The AI Forum has released an in-depth AI roadmap for New Zealand, titled “Towards Our Intelligent Future”.
The key aim of the report is to kickstart an AI strategy for New Zealand by developing a framework for action. Anchoring the framework are the OECD’s five recommendations to governments around Trustworthy AI: facilitate investment, share data and knowledge, ensure an open policy environment for AI, support AI skills and talent, and cooperate across borders and sectors. The report applies the framework to health, transport, and conservation, highlighting the key insight that AI’s potential effects will affect nearly all Government portfolios.
What is AI?
The AI we have today is very different from the robot overlords we know from popular media. Intelligent machines are Artificial General Intelligence (AGI) which is still many years from being developed. AI in the real world today is not so multi-talented, and is trained to do a specific task. The function areas include process automation, making sense of data sets, understanding visual input, and observing conditions and planning next steps.
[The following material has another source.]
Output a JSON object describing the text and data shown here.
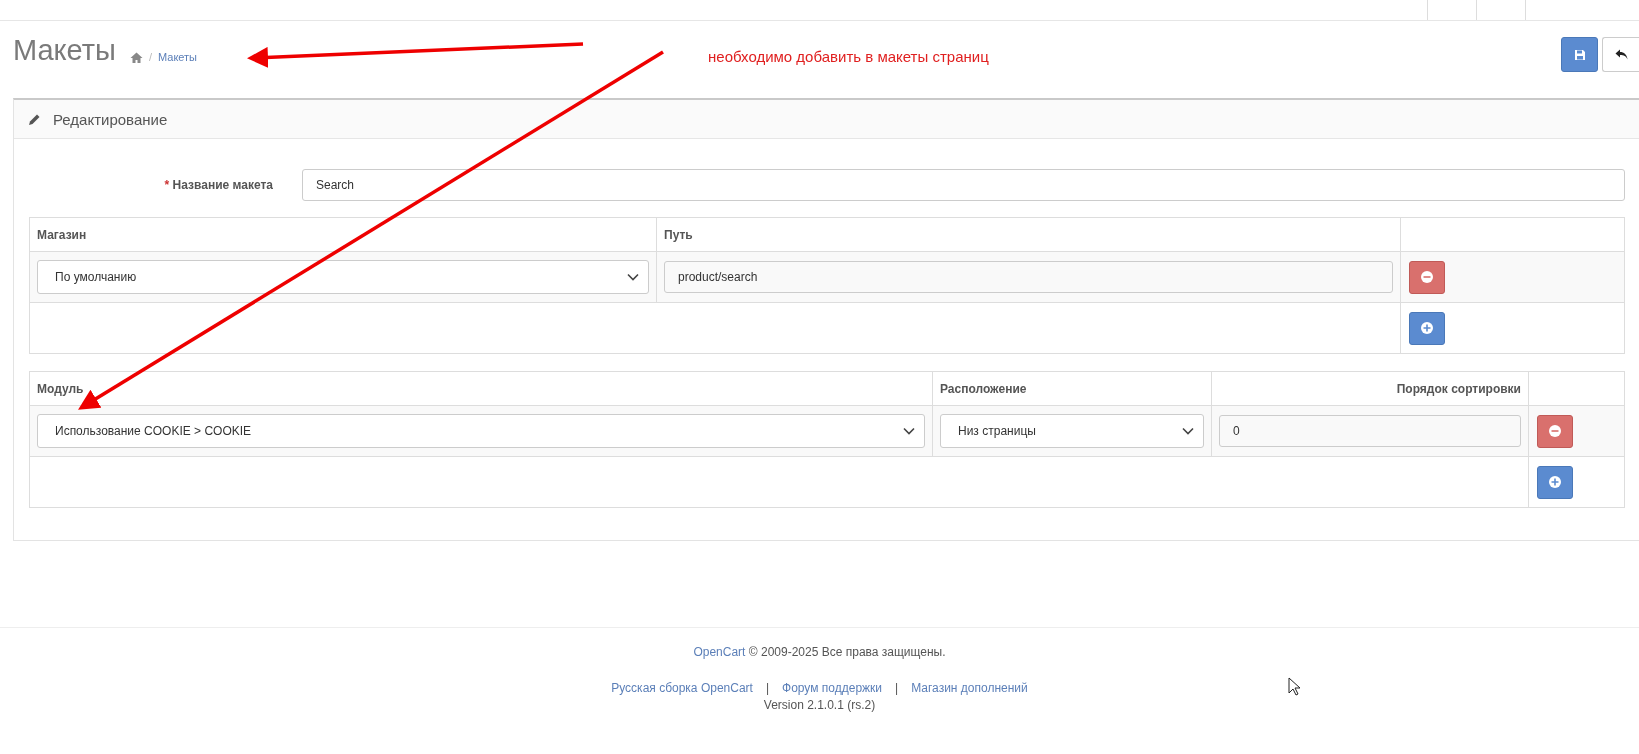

Think chatbots and automated contracts, not sentient robots.
One Big Thing
The adoption of a national AI strategy will also help to encourage AI development by companies. Why does this matter? While initial impacts may be small, frontrunners will reap the economic benefits of AI and potentially double their returns by 2030. By contrast, late adopters will find it more difficult to benefit from the impact as opportunities pass. AI could bring over $50 billion per annum in benefits to New Zealand’s economy by 2035 simply through automating certain types of work and freeing up human ability to do the tasks that AI cannot yet do. So how do New Zealand organisations stack up in adopting AI? According to PwC’s annual CEO Survey 2019, no New Zealand CEOs reported that AI was widely used in their organisations and none saw it as fundamental to their businesses. This was despite 84% believing that AI would transform their businesses in the next five years. The report refers to a number of AI maturity models to help organisations assess where they are at in their AI journey, noting that despite the current hype, many organisations are still only in the earliest awareness phases of maturity.
That’s why the report, while providing an excellent explanation of AI, ultimately emphasises its call to action. We need to consider AI as a factor in all our priority policy objectives and industry Development Plans for economic growth, but we also need to have flagship AI projects which we prioritise for investment through private-iwi-academic partnerships. These investments should be used to accelerate demand for foundational AI capabilities. The bottom line is that we should push to develop a strategic approach instead of waiting around for a formal national AI strategy.